* Information:

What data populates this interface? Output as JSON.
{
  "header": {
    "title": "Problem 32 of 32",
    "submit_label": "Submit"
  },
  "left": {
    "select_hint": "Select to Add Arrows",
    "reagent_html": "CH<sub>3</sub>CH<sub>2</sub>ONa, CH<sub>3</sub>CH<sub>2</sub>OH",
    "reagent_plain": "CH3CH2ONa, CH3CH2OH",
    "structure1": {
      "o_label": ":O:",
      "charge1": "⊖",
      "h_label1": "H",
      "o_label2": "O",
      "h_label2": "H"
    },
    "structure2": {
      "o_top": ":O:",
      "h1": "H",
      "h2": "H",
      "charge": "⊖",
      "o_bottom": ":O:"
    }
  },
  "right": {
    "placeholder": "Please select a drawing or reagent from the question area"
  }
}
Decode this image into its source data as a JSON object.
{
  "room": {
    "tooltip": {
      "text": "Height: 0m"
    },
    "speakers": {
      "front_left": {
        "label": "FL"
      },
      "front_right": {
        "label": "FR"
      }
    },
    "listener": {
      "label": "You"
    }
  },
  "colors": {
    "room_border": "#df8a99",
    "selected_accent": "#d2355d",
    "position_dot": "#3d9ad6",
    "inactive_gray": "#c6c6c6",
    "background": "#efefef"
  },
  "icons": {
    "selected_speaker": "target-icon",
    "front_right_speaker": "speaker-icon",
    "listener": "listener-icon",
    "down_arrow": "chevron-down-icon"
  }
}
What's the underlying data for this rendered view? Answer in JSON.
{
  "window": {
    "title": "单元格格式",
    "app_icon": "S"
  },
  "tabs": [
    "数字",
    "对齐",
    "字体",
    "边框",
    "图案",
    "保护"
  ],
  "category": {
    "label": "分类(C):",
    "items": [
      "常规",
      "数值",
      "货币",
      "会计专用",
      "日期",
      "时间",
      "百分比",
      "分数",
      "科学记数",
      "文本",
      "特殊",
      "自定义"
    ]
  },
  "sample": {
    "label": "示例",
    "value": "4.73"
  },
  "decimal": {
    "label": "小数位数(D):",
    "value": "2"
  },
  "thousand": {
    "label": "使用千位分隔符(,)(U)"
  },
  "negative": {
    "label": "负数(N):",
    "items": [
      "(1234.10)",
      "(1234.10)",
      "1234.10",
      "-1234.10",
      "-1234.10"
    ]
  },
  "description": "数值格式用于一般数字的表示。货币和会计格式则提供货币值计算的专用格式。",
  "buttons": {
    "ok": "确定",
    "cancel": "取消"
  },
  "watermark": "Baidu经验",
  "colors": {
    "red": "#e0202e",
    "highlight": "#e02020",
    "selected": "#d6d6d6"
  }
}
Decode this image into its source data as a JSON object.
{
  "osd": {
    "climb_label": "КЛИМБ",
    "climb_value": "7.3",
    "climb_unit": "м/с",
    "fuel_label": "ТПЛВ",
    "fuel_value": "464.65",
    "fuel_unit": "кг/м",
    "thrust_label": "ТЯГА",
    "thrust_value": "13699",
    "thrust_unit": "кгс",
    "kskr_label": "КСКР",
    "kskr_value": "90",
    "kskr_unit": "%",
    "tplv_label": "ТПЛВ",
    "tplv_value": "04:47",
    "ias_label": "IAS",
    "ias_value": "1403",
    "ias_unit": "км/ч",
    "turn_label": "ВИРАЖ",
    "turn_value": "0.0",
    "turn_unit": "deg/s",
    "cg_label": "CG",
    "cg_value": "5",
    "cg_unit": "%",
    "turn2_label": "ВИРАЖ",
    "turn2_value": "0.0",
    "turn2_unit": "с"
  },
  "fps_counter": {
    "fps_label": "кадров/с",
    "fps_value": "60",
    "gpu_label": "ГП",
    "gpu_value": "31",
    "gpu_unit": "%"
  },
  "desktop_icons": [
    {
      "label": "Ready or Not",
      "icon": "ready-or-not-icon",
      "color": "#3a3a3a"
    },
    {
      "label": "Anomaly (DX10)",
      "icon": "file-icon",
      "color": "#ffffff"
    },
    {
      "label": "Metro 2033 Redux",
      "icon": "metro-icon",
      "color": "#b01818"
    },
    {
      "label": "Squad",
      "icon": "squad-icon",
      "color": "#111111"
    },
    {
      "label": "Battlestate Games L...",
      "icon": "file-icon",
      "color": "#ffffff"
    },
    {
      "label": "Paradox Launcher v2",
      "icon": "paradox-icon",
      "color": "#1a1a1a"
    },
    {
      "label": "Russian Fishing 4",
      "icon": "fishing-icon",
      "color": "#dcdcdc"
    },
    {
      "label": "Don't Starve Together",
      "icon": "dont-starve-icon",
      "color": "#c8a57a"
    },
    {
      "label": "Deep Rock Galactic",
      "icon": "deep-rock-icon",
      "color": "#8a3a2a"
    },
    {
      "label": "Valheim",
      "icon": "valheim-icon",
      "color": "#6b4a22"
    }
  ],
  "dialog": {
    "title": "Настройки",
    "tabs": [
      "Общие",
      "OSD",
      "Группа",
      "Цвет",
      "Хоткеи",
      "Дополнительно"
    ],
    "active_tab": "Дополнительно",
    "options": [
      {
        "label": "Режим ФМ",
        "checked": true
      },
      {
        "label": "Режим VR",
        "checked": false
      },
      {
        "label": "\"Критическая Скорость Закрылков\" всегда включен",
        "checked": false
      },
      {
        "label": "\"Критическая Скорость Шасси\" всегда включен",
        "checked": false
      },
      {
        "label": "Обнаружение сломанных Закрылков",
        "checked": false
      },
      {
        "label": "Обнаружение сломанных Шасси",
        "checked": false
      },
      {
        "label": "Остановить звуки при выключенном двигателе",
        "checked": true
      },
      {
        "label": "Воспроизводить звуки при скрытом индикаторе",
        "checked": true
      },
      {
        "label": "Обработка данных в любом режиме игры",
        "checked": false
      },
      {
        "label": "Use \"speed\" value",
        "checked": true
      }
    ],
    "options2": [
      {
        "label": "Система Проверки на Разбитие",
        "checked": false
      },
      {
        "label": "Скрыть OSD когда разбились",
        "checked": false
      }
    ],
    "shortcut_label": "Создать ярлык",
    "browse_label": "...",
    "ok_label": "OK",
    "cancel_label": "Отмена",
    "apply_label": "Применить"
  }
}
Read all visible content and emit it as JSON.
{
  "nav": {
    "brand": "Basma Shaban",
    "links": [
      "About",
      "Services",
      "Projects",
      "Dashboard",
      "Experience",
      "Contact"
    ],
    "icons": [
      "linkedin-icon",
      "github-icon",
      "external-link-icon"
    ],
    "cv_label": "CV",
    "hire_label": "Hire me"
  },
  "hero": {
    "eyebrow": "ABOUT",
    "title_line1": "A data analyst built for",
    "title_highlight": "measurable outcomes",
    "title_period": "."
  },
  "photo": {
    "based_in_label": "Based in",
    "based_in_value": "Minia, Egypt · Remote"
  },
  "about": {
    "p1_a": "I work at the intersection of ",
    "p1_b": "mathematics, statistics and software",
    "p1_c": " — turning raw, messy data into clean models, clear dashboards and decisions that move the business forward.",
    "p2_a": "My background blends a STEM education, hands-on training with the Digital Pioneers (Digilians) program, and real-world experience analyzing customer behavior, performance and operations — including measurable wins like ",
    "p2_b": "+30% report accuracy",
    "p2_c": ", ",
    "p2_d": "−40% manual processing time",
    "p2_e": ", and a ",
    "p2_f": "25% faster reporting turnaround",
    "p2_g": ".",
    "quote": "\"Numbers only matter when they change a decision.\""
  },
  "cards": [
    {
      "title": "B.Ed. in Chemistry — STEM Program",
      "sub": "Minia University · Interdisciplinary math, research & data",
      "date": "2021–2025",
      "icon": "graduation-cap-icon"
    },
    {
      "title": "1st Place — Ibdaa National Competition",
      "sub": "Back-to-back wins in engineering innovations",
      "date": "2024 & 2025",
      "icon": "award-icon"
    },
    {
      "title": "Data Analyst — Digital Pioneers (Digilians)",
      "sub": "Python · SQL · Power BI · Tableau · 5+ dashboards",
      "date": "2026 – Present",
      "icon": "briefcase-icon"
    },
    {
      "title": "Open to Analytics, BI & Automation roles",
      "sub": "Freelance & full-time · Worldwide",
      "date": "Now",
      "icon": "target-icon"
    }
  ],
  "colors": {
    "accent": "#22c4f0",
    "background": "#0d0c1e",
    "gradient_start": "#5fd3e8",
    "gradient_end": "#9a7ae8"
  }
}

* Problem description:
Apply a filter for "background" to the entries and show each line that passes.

* Reply:
    "background": "#efefef"
    "p2_a": "My background blends a STEM education, hands-on training with the Digital Pioneers (Digilians) program, and real-world experience analyzing customer behavior, performance and operations — including measurable wins like ",
    "background": "#0d0c1e",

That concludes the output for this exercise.